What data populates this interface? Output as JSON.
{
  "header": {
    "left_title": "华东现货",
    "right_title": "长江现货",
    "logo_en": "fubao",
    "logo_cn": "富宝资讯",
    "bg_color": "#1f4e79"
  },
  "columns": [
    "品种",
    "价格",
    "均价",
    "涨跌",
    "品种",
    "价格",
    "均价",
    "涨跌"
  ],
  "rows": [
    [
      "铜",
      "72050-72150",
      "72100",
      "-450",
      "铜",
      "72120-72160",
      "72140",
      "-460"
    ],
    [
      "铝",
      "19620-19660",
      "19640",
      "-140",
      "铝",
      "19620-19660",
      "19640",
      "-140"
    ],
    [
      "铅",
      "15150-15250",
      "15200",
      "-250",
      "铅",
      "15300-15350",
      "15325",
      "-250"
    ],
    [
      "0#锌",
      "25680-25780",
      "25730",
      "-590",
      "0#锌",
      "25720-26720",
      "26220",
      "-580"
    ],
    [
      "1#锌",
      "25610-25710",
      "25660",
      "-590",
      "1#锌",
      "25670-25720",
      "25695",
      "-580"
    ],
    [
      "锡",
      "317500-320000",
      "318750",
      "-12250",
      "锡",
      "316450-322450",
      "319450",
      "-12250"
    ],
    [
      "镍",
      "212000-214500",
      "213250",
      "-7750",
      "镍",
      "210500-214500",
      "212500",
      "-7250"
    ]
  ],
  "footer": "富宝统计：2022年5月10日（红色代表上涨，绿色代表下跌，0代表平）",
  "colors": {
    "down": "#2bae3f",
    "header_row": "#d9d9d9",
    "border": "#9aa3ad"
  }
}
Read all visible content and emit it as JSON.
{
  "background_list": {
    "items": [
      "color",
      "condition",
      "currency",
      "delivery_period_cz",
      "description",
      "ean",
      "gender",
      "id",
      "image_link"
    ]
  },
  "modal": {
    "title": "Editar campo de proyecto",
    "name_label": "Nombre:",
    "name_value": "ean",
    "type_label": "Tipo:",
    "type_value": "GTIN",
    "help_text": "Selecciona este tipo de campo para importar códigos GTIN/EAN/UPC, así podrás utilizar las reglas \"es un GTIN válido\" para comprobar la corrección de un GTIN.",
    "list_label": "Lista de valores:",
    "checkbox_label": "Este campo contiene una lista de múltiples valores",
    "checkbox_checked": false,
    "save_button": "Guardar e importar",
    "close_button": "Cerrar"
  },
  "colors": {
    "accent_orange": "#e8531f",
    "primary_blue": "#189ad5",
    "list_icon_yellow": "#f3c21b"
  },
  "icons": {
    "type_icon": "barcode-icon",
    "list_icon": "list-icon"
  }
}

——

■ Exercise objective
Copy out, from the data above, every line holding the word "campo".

■ Exercise result
    "title": "Editar campo de proyecto",
    "help_text": "Selecciona este tipo de campo para importar códigos GTIN/EAN/UPC, así podrás utilizar las reglas \"es un GTIN válido\" para comprobar la corrección de un GTIN.",
    "checkbox_label": "Este campo contiene una lista de múltiples valores",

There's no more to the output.